The earliest type of clock, and the one which was used in ancient Egypt, was the sundial. As the name suggests, the sundial uses the sun to show the time. There were many different types of such clocks in use at that time, but it is one type, the obelisk, which has become most closely linked with ancient Egypt. An obelisk is a tall, narrow stone tower, built outside, which would cast a shadow on the ground in different places during different times of the day. As time progressed, obelisks became more complex, and markings around the base of the tower could indicate further time divisions.
Two centuries after obelisks were first used the Egyptians had expanded upon the idea and created more complex sundials. Sundials as we think of them today are flat stone objects with a long, narrow bar, called a gnomon, attached at the centre of the ‘face’, or surface of the stone.
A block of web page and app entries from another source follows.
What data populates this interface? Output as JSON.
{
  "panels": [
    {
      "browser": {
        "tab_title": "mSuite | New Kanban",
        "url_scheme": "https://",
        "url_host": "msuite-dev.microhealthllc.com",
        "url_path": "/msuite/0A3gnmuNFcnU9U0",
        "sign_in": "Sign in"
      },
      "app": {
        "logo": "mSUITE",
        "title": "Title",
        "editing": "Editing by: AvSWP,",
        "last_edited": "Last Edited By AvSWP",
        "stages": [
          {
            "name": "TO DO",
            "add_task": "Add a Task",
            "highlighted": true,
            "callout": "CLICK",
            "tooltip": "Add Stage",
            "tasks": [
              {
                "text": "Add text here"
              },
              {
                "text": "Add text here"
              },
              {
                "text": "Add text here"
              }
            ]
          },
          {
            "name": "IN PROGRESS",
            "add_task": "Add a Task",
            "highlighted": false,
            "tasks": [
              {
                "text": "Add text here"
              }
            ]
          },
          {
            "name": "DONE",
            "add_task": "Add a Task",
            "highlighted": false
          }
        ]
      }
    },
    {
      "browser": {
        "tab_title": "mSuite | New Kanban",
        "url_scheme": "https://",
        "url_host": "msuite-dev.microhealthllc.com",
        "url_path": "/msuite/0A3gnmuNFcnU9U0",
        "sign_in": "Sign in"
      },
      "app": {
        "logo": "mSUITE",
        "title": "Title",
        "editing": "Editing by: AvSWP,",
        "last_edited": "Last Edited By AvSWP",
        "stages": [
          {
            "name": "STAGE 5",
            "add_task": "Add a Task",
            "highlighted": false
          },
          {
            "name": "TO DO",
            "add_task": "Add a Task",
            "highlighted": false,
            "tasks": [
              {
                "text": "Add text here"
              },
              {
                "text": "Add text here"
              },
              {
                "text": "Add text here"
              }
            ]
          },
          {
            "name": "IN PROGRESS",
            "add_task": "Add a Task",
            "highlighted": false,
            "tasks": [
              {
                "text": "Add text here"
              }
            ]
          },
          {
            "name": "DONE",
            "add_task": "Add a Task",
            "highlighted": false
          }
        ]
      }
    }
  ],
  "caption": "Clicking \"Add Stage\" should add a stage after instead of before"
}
The sun would shine down on the gnomon and its shadow would fall on the face, indicating the time of day.
Water clocks were among the first clocks which didn’t depend on the sun or stars to keep time. The oldest one known dates back to 1500 BC, and water clocks or ‘clepsydras’ became popular in amongst the Greeks and Arabs a thousand years later. The Clepsydra (Greek for “water thief”) consisted of a reservoir for holding water, and a mechanism by which water would and steadily flow or drip into the reservoir. The rising level of the water would indicate how much time had passed since the dripping began.
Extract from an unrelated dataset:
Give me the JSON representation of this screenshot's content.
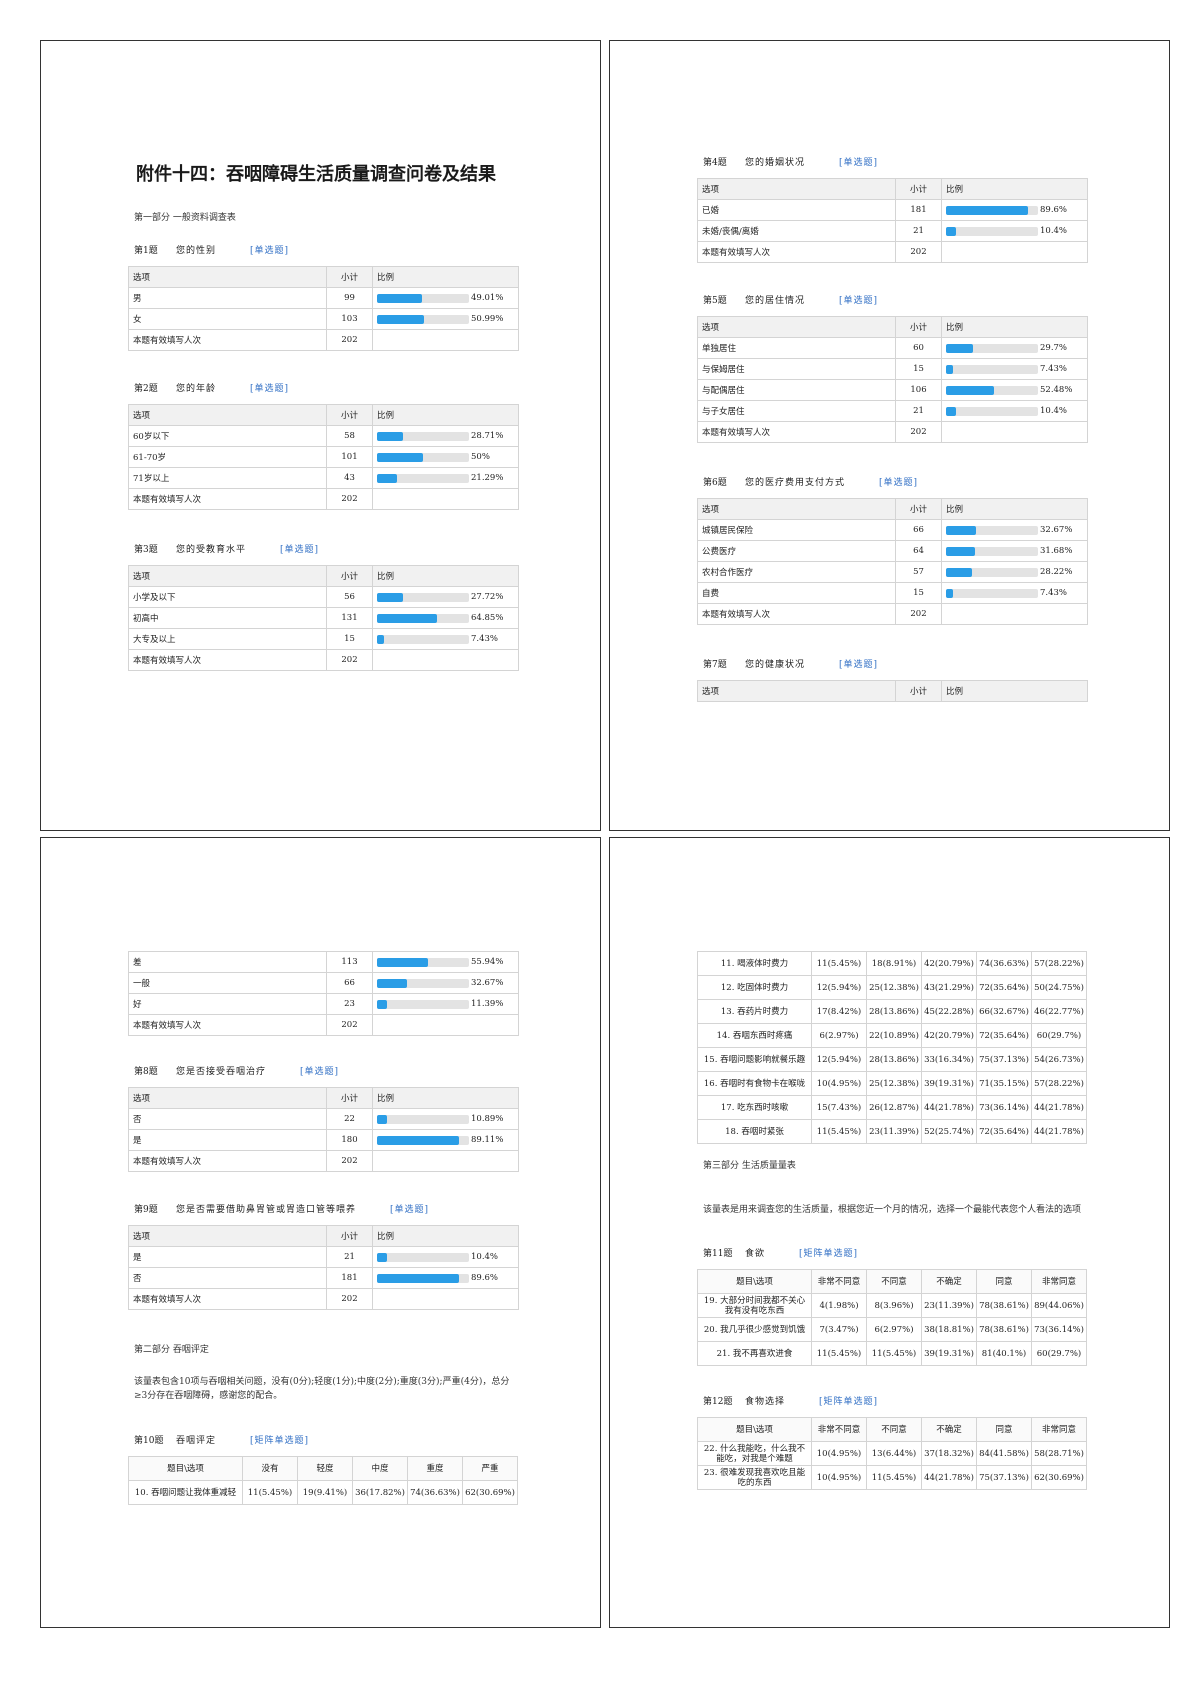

The earliest water clocks were not very accurate, but as with the sundial, as time passed, water clocks became more mechanised and complex and they were increasingly outfitted with gadgets – some rang bells or gongs, some showed the movement of the planets, and some opened little windows to display statues or figures. Just before the turn of the century, the Greeks built what is called the “tower of winds”, a complex water clock showing time, seasons, wind direction, and much more. Around this time, water clock making took root in China, and after a thousand years of development, another famous clock, the eponymous Su Sung clock tower, was built. This tower clock was over 30 feet tall and contained a variety of mechanisms not only for telling time accurately, but for following the position of the stars and planets.
The history of the development of clocks continued in Europe, and starting a few hundred years after the building of the Su Sung, clocks were developed that kept time due to other natural phenomenon, mostly related to natural motion – the pulling of gravity, the swinging of pendulums, and finally, the released tension of coiled springs, a mechanism which, for the first time, allowed portable watches to become a reality.
Label the diagram below.
Choose NO MORE THAN THREE WORDS from the passage for each answer.
Classify the following features according to the type of clock:
B) Water Clocks
C) Other kinds of clocks
Write the correct letter, A, B or C in boxes 7-10 on your answer sheet.
7) Developed in Europe after the Su Sung
8) Served purposes other than telling time
9) Were easily portable
10) Oldest recorded time-keeping device
5) Water clock / Clepsydra